TIPS AND TRICKS WHEN APPLYING GRAPHICS TO YOUR BIKE
- When applying graphics, heat is everything. A heat gun is best, but a decent hair dryer or a bloody hot, sunny day might also do the trick. If the wife’s out, you could try microwaving ‘em.
- If you want a quality heat gun that will last more than a couple of years, get a Bosch. Everything else pales in comparison.
- Make sure all of the backing comes off the graphics completely. A few little bits of paper left on will prevent the glue from setting, causing the graphics to lift.
WORK THE EDGES
The edges are where graphics start to peel from and begin to look daggy, so pay extra attention to make sure you push the graphics down hard to give the glue the best chance of doing its thing.
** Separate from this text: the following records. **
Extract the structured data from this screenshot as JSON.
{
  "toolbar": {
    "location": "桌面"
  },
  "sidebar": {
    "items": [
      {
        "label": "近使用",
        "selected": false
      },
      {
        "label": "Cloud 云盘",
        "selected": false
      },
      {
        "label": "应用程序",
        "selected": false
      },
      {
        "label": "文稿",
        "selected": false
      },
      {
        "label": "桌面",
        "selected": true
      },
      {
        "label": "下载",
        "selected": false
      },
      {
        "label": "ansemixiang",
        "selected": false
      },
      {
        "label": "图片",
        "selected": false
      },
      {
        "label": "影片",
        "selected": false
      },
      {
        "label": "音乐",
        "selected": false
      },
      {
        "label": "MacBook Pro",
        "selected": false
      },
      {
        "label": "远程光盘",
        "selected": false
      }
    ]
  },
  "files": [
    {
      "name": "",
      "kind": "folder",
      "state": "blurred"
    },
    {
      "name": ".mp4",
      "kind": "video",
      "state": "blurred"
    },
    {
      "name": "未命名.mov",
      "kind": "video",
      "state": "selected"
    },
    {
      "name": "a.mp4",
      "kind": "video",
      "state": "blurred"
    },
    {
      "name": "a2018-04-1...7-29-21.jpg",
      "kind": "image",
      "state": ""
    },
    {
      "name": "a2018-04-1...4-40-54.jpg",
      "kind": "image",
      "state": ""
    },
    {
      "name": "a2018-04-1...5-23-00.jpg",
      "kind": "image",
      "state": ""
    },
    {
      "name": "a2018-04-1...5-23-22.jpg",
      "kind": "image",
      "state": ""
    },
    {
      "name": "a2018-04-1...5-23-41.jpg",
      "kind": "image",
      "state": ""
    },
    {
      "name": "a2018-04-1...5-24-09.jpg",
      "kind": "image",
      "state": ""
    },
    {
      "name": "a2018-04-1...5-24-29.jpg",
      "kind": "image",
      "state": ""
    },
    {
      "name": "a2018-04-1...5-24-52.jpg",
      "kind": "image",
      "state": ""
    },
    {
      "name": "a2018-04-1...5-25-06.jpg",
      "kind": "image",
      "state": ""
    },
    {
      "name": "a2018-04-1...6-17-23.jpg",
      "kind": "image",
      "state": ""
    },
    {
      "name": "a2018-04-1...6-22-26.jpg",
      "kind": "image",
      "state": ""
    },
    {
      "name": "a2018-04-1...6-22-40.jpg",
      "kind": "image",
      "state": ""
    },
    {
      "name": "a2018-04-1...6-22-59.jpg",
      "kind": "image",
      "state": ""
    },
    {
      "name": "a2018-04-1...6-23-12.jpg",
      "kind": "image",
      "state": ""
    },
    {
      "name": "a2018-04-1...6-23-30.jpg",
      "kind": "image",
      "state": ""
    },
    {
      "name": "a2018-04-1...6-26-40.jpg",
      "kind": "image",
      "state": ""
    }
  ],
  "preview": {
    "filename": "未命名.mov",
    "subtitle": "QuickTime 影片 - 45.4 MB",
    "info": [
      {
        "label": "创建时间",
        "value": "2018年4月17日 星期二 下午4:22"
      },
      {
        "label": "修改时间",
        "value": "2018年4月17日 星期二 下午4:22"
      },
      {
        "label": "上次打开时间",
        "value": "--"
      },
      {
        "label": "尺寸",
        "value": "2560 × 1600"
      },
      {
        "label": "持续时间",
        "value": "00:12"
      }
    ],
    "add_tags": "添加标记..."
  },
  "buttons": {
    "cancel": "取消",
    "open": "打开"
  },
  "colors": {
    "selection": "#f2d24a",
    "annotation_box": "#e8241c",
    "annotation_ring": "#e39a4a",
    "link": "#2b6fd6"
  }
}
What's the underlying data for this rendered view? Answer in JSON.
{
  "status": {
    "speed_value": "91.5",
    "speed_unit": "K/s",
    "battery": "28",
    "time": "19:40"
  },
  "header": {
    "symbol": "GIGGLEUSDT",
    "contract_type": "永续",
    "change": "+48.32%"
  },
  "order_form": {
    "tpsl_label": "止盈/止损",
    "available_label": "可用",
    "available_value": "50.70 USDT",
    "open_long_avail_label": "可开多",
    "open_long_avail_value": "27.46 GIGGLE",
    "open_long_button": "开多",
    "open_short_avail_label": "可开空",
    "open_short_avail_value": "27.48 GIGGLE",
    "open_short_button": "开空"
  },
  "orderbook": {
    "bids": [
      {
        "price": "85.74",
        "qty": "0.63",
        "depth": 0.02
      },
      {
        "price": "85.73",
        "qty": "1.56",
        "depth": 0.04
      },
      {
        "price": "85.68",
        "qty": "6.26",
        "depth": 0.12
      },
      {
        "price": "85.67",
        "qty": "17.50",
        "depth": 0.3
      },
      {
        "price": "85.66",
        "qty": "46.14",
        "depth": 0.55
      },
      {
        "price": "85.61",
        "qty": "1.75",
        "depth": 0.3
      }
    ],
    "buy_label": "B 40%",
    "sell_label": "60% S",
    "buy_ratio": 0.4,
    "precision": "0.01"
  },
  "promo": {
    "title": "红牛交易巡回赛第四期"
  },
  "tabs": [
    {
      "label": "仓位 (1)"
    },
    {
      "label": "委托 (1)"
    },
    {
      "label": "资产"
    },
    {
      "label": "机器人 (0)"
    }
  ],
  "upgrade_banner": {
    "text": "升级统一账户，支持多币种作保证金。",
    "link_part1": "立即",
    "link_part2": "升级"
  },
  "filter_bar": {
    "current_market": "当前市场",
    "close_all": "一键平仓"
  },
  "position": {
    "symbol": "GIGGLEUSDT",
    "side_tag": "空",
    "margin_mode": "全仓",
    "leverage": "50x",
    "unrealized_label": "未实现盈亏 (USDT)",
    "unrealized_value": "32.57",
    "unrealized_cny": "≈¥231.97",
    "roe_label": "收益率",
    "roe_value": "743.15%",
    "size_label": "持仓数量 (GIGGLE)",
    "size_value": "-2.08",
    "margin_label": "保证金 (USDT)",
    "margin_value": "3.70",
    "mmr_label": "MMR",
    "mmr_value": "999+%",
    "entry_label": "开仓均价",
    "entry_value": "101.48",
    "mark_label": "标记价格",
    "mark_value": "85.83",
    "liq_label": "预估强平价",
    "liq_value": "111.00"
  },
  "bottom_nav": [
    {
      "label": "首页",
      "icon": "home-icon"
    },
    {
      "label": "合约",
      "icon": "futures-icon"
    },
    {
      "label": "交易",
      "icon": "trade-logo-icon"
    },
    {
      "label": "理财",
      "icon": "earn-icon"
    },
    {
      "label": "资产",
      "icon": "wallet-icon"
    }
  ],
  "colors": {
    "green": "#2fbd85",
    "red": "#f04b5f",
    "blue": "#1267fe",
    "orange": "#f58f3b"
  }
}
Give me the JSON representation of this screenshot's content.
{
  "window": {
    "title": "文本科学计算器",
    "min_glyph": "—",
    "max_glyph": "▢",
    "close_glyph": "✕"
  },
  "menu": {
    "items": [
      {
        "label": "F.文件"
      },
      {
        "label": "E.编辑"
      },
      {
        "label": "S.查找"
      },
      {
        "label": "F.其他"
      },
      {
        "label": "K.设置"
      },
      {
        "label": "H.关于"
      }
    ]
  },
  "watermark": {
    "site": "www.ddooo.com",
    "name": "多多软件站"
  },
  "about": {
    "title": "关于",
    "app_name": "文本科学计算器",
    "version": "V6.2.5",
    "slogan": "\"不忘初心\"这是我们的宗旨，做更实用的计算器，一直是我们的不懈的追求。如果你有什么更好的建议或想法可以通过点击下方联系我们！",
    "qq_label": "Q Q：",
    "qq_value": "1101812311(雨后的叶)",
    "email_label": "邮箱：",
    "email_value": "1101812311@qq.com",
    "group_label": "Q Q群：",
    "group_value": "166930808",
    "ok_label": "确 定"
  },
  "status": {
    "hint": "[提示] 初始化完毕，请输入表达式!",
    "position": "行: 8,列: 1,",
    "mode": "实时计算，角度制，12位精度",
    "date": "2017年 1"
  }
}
Use the heat gun to warm them up, then squeegee them down hard. Quality graphics are remarkably flexible, so you can get away with a lot in terms of creases or stretching with a bit of heat and persistence.
TRIM LOOSE EDGES
Any edges that overhang the plastic will allow water to work its way under the graphics, lifting them off. To prevent this, grab a craft knife and trim any overhanging edges. This includes around any bolt holes. With the edges trimmed, the only thing left to do is wait for the glue to set. This usually takes a couple of days if you want your new graphics to really last, so resist the temptation to ride that shiny lookin’ thing.